“Why, yes, of course I am ; but what set you to thinking of that?” asked the grocery man, as he went to the desk and charged the boy's father with a half-pound of cinnamon.
“Well, do the goats bunt when you nishiate a fresh candidate ?"
“No, of course not. The goats are cheap ones, that have no life, and we muzzle them, and put pillows over their heads, so they can't hurt anybody," says the grocery man, as he winked at a brother Oddfellow who was seated on a sugar barrel, looking mysterious. “But why do you ask ?"

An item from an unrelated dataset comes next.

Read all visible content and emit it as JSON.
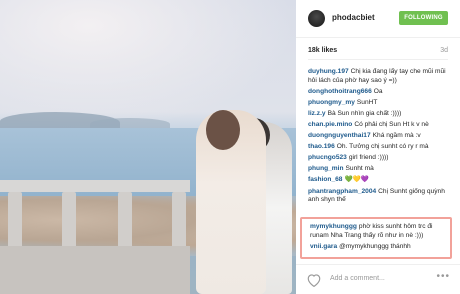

“Oh, nothin', only I wish me and my chum had muzzled our goat with a pillow. Pa would have enjoyed his becoming a member of our lodge better. You see, Pa had been telling us how much good the Masons and Oddfellers did, and said we ought to try and grow up good so we could jine the lodges when we got big ; and I asked Pa if it would do any hurt for us to have a play lodge in my room, and purtend to nishiate, and Pa said it wouldn't do any hurt. He said it would improve our minds and learn us to be men. So my chum and me borried a goat that lives in a livery stable. Say, did you know they keep a goat in a livery stable so the horses won't get sick ? They get used to the smell of the goat, and after that nothing can make them sick but a glue factory. You see my chum and me had to carry the goat up to my room when Ma and Pa was out riding, and he blatted so we had to tie a handkerchief around his nose, and his feet made such a noise on the floor that we put some baby's socks on his hoofs.
“Well, my chum and me practised with that goat until he could bunt the picture of a goat every time. We borried a bock beer sign from a saloon man and hung it on the back of a chair, and the goat would hit it every time. That night Pa wanted to know what we were doing up
in my room, and I told him we were playing lodge, and improving our minds; and Pa said that was right, there was nothing that did boys of our age half so much good as to imitate men, and store by useful nollidge. chum asked Pa if he didn't want to come up and take the grand bumper degree, and Pa laffed and said he didn't care if he did, just to encourage us boys in innocent pastime that was so improving to our intellex. We had shut the goat up in a closet in my room, and he had got over blatting ; so we took off the handkerchief, and he was eating some of my paper collars and skate straps. We